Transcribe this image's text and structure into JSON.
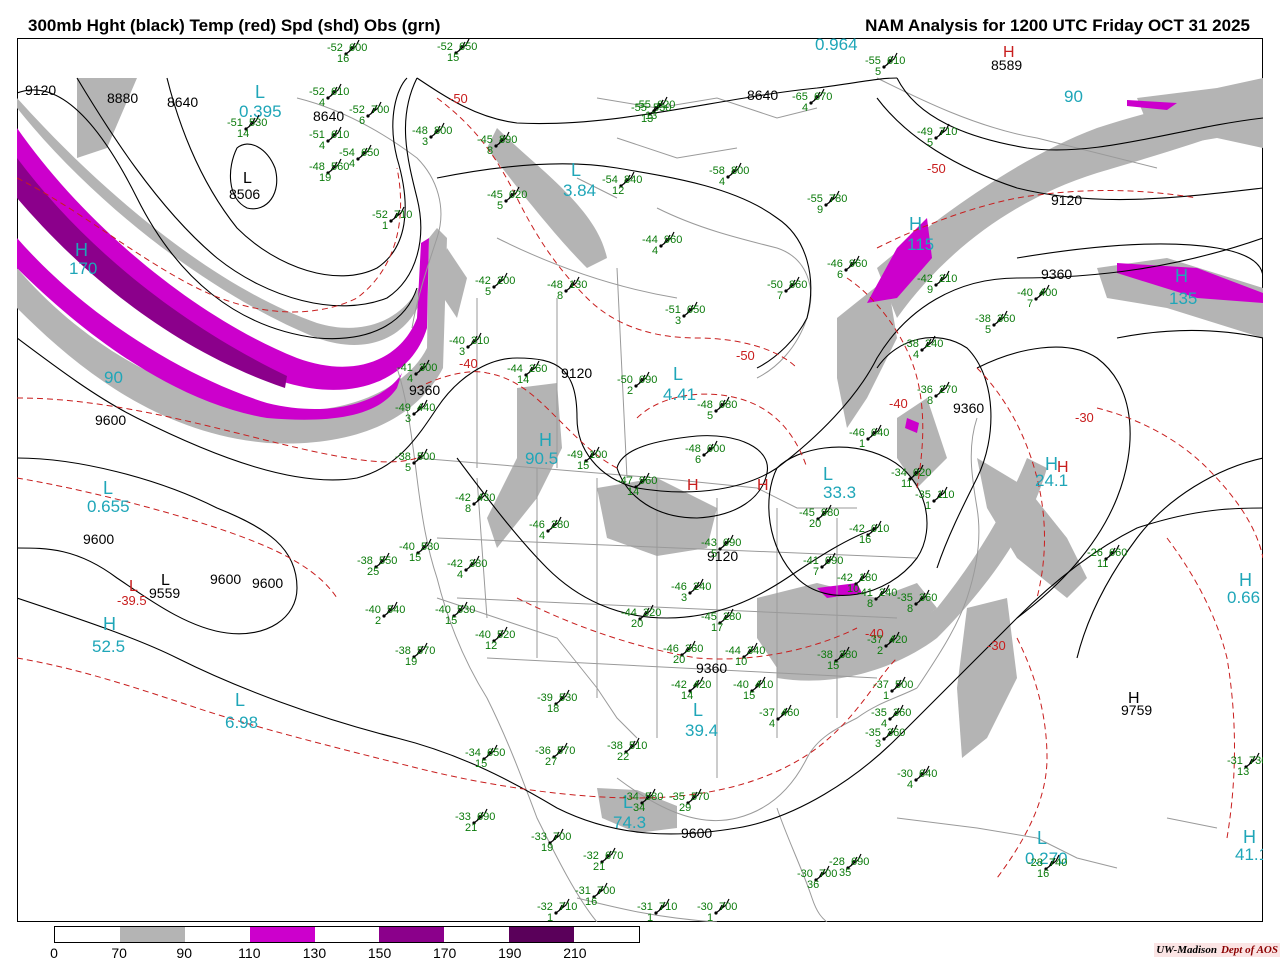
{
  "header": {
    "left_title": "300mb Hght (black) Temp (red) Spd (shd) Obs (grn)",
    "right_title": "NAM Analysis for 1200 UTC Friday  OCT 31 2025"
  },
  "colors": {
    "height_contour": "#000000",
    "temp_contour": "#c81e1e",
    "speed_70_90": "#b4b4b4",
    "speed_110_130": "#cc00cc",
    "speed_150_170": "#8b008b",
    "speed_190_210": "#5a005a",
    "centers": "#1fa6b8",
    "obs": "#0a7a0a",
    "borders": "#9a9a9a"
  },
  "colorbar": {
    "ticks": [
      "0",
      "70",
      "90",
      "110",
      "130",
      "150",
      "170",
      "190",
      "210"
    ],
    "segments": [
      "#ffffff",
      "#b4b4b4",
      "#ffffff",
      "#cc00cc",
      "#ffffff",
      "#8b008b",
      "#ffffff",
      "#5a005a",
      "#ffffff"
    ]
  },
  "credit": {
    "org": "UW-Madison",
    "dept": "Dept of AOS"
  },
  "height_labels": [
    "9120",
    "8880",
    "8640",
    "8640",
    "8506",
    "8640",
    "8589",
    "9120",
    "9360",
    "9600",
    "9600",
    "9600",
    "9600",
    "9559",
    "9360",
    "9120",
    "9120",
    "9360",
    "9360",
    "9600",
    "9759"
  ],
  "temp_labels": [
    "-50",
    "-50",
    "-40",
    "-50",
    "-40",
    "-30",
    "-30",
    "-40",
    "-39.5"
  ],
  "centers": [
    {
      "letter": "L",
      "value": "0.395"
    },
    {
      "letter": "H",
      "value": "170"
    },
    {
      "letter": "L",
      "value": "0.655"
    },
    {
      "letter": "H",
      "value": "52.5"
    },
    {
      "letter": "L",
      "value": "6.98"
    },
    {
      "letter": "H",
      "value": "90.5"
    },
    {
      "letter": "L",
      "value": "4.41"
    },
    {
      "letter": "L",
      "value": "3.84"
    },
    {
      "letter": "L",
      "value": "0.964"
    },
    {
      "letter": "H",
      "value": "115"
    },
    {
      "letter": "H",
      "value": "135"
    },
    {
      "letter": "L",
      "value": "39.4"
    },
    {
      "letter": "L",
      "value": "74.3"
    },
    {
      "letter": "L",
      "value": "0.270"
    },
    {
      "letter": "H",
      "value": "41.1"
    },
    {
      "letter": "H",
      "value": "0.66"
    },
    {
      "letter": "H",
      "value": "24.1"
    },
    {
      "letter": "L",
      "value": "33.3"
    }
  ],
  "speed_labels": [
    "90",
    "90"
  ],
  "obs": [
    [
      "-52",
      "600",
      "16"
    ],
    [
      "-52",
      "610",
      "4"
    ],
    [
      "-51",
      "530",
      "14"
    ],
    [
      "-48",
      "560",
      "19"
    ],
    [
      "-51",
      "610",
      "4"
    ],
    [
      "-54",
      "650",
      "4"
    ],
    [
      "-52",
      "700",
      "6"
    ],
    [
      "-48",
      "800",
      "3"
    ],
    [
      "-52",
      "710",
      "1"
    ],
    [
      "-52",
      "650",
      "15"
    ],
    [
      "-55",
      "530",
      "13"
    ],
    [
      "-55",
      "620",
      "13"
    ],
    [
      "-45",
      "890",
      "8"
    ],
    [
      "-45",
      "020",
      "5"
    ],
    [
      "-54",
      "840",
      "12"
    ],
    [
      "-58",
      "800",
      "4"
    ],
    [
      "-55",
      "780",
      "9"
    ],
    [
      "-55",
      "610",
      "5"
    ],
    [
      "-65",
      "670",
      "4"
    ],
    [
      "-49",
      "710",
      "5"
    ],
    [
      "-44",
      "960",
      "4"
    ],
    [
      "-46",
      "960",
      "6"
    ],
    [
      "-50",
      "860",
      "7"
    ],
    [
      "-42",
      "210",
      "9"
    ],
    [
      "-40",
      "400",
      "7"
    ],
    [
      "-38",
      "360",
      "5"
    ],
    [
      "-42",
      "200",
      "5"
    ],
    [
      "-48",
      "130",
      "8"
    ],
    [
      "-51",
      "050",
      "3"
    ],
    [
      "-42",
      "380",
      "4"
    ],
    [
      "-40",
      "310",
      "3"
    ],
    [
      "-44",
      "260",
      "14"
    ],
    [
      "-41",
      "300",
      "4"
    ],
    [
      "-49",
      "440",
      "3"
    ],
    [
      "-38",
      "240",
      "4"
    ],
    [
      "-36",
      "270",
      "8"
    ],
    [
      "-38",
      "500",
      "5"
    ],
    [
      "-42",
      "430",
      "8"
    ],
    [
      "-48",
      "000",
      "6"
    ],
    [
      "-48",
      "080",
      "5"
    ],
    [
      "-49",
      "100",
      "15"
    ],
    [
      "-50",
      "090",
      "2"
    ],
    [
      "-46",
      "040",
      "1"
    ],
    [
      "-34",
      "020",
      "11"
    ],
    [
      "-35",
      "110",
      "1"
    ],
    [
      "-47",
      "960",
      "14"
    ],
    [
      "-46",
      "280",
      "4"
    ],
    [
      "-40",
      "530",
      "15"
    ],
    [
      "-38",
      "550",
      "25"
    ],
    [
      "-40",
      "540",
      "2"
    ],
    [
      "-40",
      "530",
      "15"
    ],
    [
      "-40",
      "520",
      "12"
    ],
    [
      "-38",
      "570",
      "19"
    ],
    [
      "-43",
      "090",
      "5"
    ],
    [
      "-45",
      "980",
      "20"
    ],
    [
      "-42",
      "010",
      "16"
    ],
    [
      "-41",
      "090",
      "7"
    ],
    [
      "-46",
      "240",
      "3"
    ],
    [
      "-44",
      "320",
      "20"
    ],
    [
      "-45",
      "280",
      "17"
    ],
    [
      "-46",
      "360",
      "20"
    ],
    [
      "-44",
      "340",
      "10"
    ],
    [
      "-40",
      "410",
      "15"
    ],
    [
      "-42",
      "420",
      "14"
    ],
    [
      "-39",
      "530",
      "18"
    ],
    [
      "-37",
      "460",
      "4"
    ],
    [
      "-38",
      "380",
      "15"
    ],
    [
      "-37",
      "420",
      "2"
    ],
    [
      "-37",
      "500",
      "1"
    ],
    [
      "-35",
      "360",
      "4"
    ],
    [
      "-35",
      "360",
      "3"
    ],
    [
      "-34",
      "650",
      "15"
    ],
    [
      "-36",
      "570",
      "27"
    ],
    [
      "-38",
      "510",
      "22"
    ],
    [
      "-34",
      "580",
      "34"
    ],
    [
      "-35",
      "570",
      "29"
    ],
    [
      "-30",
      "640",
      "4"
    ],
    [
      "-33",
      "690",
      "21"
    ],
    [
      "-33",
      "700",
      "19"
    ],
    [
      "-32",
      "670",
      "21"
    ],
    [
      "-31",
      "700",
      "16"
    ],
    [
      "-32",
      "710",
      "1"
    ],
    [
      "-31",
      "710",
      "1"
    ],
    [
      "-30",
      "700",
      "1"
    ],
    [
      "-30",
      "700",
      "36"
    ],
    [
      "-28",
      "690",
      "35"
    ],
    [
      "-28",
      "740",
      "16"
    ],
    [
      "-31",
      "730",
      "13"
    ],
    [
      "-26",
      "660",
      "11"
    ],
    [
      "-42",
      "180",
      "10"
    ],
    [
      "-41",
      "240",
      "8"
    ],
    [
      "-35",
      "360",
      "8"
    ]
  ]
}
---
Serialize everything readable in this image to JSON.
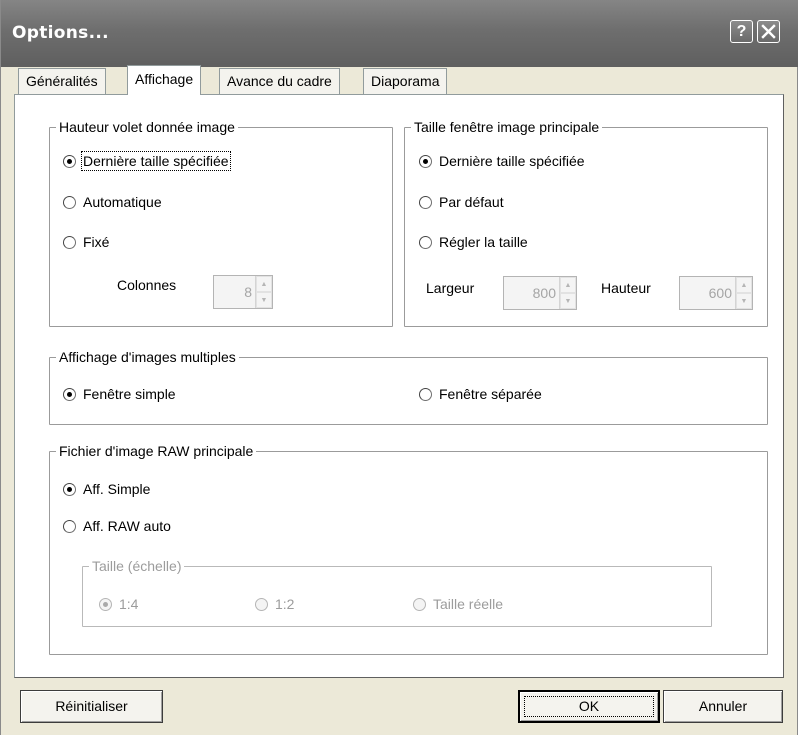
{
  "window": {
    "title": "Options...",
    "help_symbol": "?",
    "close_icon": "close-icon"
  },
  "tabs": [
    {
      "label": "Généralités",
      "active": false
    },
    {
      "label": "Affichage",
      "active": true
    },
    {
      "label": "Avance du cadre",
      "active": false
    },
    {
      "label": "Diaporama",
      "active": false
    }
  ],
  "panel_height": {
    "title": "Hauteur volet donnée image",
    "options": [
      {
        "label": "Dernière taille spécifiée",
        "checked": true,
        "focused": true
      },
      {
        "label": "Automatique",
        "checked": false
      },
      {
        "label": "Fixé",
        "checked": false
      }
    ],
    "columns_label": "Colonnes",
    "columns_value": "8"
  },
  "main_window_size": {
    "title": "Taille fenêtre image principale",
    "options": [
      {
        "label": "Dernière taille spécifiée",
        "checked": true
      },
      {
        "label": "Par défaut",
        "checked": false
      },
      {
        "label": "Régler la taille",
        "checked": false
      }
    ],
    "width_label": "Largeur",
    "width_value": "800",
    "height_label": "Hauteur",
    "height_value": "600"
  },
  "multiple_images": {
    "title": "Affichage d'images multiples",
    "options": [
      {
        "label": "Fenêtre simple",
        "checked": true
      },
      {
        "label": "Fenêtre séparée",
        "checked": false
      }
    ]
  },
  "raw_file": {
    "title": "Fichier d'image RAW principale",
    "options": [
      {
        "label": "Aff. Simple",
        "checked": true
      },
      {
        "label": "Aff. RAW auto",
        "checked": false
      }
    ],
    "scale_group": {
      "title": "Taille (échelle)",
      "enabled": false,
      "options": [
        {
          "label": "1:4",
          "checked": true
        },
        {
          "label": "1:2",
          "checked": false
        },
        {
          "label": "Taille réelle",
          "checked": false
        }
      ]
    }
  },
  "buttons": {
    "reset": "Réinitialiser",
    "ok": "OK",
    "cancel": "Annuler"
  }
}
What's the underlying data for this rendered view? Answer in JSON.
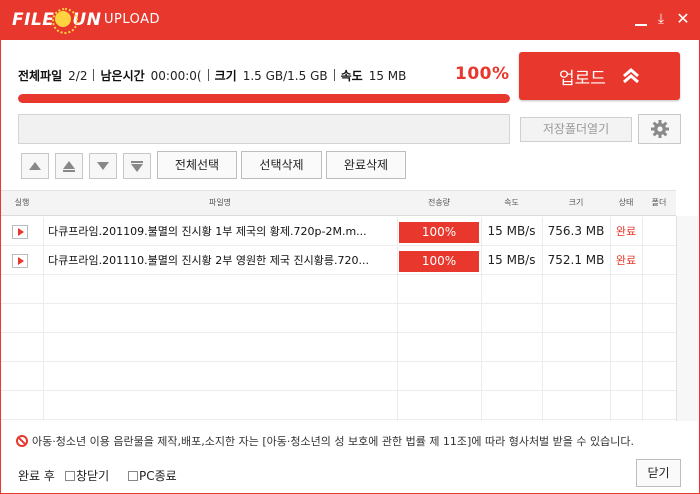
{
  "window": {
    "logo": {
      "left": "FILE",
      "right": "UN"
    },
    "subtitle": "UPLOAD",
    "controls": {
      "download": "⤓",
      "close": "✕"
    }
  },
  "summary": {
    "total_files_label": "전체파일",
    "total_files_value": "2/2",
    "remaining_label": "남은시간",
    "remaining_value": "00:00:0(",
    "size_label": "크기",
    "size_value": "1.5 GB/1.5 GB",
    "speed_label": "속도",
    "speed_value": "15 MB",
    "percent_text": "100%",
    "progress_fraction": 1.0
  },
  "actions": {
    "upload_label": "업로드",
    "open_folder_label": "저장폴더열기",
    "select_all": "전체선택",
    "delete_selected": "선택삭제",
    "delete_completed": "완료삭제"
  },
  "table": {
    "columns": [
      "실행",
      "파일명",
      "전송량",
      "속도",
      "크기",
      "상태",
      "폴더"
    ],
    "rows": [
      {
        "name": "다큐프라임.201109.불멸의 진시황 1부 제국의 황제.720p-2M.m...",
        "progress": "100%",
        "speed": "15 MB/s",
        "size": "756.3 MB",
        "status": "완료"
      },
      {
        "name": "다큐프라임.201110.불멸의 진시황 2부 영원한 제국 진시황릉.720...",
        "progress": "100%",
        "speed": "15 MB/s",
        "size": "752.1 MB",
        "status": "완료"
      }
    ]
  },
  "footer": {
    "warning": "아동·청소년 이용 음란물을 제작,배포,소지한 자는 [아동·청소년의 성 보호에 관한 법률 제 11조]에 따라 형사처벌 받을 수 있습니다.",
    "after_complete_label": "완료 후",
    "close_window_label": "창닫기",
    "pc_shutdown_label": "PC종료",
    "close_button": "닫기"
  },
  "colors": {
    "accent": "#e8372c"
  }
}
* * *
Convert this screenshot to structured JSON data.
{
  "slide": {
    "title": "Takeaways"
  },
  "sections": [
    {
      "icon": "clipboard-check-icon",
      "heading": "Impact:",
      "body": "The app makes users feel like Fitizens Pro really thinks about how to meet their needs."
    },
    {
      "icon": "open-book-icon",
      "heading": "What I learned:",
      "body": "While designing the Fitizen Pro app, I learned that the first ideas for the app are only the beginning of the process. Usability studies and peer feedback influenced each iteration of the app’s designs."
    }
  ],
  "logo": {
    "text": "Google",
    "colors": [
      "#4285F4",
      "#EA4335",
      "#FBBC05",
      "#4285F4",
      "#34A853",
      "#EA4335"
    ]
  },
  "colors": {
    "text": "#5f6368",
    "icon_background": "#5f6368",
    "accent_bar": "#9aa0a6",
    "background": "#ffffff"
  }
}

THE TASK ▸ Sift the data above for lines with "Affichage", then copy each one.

SOLUTION TO THIS PROBLEM ▸
      "label": "Affichage",
    "title": "Affichage d'images multiples",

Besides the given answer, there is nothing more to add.